Much like a splashing Magikarp, “Pokémon Go” has plenty of potential, but is not quite fit for fighting just yet.
You see, for me, “Pokémon Go” is just another unique ride along that Poké-wave — and second coming of world domination by the Pocket Monsters, as they’re known in Japan. In its current form, it isn’t much of a game. The augmented reality experience lets would-be trainers walk around as a virtual avatar all across Rochester and the world.
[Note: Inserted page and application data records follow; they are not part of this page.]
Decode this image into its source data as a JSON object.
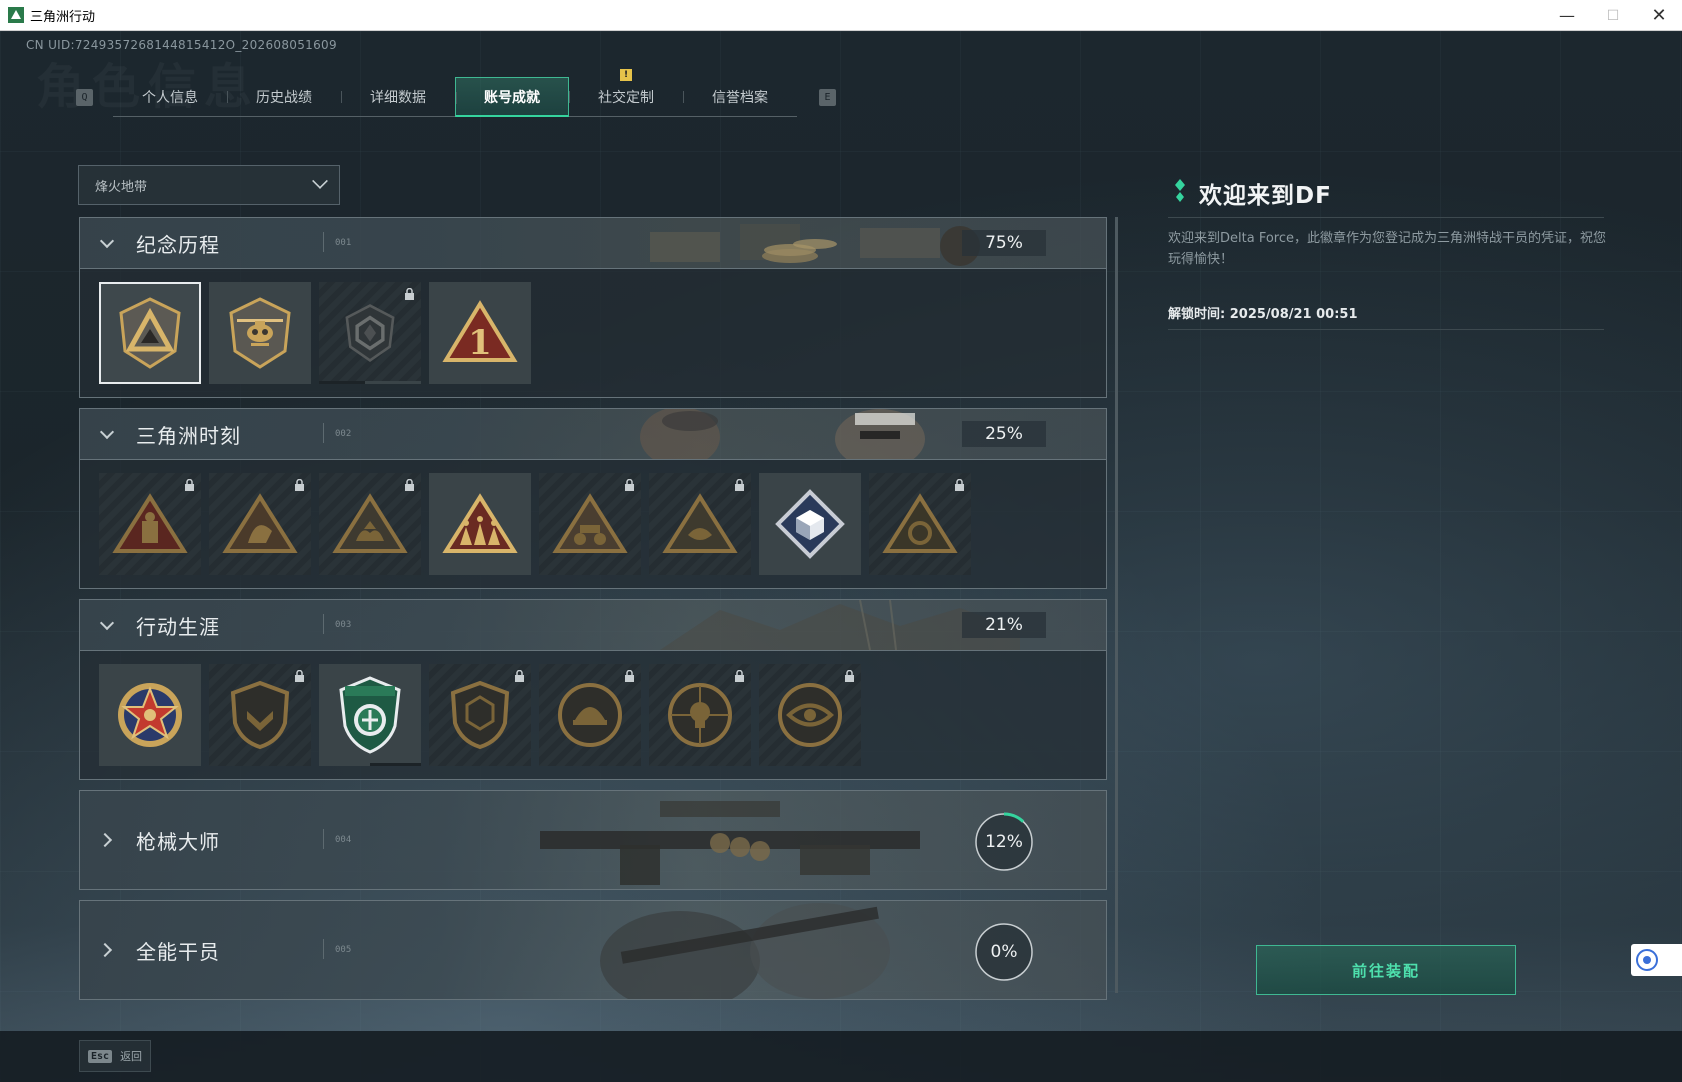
{
  "window": {
    "title": "三角洲行动",
    "controls": [
      "minimize-icon",
      "maximize-icon",
      "close-icon"
    ]
  },
  "uid": "CN UID:7249357268144815412O_202608051609",
  "background_title": "角色信息",
  "tabs": {
    "left_key": "Q",
    "right_key": "E",
    "items": [
      {
        "label": "个人信息",
        "active": false
      },
      {
        "label": "历史战绩",
        "active": false
      },
      {
        "label": "详细数据",
        "active": false
      },
      {
        "label": "账号成就",
        "active": true
      },
      {
        "label": "社交定制",
        "active": false,
        "alert": "!"
      },
      {
        "label": "信誉档案",
        "active": false
      }
    ]
  },
  "mode_select": {
    "value": "烽火地带"
  },
  "categories": [
    {
      "name": "纪念历程",
      "code": "001",
      "percent": "75%",
      "expanded": true,
      "badges": [
        {
          "icon": "delta-shield-badge-icon",
          "locked": false,
          "selected": true
        },
        {
          "icon": "helicopter-badge-icon",
          "locked": false
        },
        {
          "icon": "hex-emblem-badge-icon",
          "locked": true,
          "progress": 0.45
        },
        {
          "icon": "number-one-triangle-badge-icon",
          "locked": false
        }
      ]
    },
    {
      "name": "三角洲时刻",
      "code": "002",
      "percent": "25%",
      "expanded": true,
      "badges": [
        {
          "icon": "triangle-operator-badge-icon",
          "locked": true
        },
        {
          "icon": "triangle-runner-badge-icon",
          "locked": true
        },
        {
          "icon": "triangle-hands-badge-icon",
          "locked": true
        },
        {
          "icon": "triangle-squad-badge-icon",
          "locked": false
        },
        {
          "icon": "triangle-rider-badge-icon",
          "locked": true
        },
        {
          "icon": "triangle-fish-badge-icon",
          "locked": true
        },
        {
          "icon": "diamond-cube-badge-icon",
          "locked": false
        },
        {
          "icon": "triangle-mask-badge-icon",
          "locked": true
        }
      ]
    },
    {
      "name": "行动生涯",
      "code": "003",
      "percent": "21%",
      "expanded": true,
      "badges": [
        {
          "icon": "star-medal-badge-icon",
          "locked": false
        },
        {
          "icon": "shield-chevron-badge-icon",
          "locked": true
        },
        {
          "icon": "green-shield-badge-icon",
          "locked": false,
          "progress": 0.55
        },
        {
          "icon": "shield-hex-badge-icon",
          "locked": true
        },
        {
          "icon": "circle-helmet-badge-icon",
          "locked": true
        },
        {
          "icon": "circle-skull-badge-icon",
          "locked": true
        },
        {
          "icon": "circle-eye-badge-icon",
          "locked": true
        }
      ]
    },
    {
      "name": "枪械大师",
      "code": "004",
      "percent": "12%",
      "progress": 0.12,
      "expanded": false
    },
    {
      "name": "全能干员",
      "code": "005",
      "percent": "0%",
      "progress": 0,
      "expanded": false
    }
  ],
  "detail": {
    "title": "欢迎来到DF",
    "description": "欢迎来到Delta Force，此徽章作为您登记成为三角洲特战干员的凭证，祝您玩得愉快！",
    "unlock_label": "解锁时间: 2025/08/21 00:51",
    "equip_button": "前往装配"
  },
  "footer": {
    "esc_key": "Esc",
    "back_label": "返回"
  },
  "colors": {
    "accent": "#35d49e",
    "alert": "#e6c34a",
    "badge_gold": "#c9a45a",
    "badge_red": "#7a2a22"
  }
}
At first, the game didn’t make sense to me, thanks to the app explaining virtually nothing. And trial by error wasn’t an option, thanks to the game’s servers always crashing. Just recently I was able to play for two hours at Silver Lake Park, and then an hour while on a walk from The Mayo (the Saint Marys campus) to Grand Rounds Brewpub (both The Tap House and Grand Rounds are Poké-hotspots; the ‘mons apparently share my interests). So that’s about four hours of time spent walking around, flicking balls at virtual creatures and taking the occasional photo because a Pokémon is in front of a fun backdrop in town.
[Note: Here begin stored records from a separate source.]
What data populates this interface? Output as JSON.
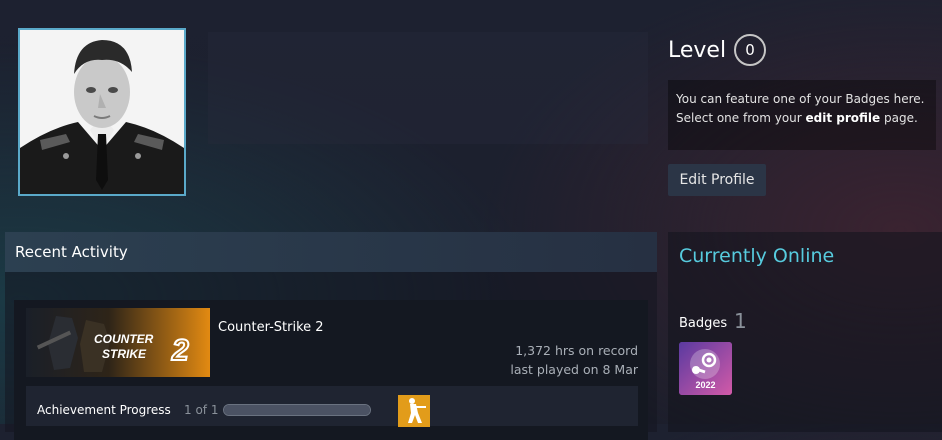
{
  "level": {
    "label": "Level",
    "value": "0"
  },
  "feature_box": {
    "line1": "You can feature one of your Badges here.",
    "line2_pre": "Select one from your ",
    "line2_link": "edit profile",
    "line2_post": " page."
  },
  "edit_profile": {
    "label": "Edit Profile"
  },
  "recent_activity": {
    "title": "Recent Activity",
    "game": {
      "name": "Counter-Strike 2",
      "capsule_text": [
        "COUNTER",
        "STRIKE",
        "2"
      ],
      "hours": "1,372 hrs on record",
      "last_played": "last played on 8 Mar",
      "achievement": {
        "label": "Achievement Progress",
        "count": "1 of 1",
        "progress": 1.0
      }
    }
  },
  "online": {
    "status": "Currently Online",
    "badges_label": "Badges",
    "badges_count": "1",
    "badge_year": "2022"
  },
  "colors": {
    "online_accent": "#57cbde",
    "avatar_border": "#5aa9c9",
    "cs2_orange": "#e28a12"
  }
}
And I see the potential. Do you remember the fish I mentioned earlier? Magikarp? Yeah, he’s a useless Pokémon living in a constant state of ennui thanks to its inability to do much of anything. It has three moves, one that does zilch: splash. This move does nothing in the video game series. Nothing.
But when Magikarp is trained enough, he gets to evolve, like many Pokémon do. When Magikarp evolves, he becomes death, the destroyer of Pokéworlds. The floundering fish becomes a giant dragon, and — I’m not even kidding — even the game’s official lore states that when this dude appears, cities are razed in a rampage of water and pure rage. This is what “Pokémon Go” is hopefully building up to. It’s already making millions a day, according to sources, and has seen Nintendo — a company that hasn’t been doing too hot with its home console, the Wii U — rise in stock value. But this app is only getting started. Soon, players will be able to trade Pokémon. And Nintendo, as well as app developer, Niantic, are no doubt going to introduce a steady stream of updates to keep people staring at phones and asking me if I’m catchin’ all the Pokémon when I’m walking around town.
And you know what? For someone who began playing Pokémon when it first came out, this is pretty cool. It’s nerdy and imperfect, but insanely rewarding and fun. So get out there and catch ‘em all.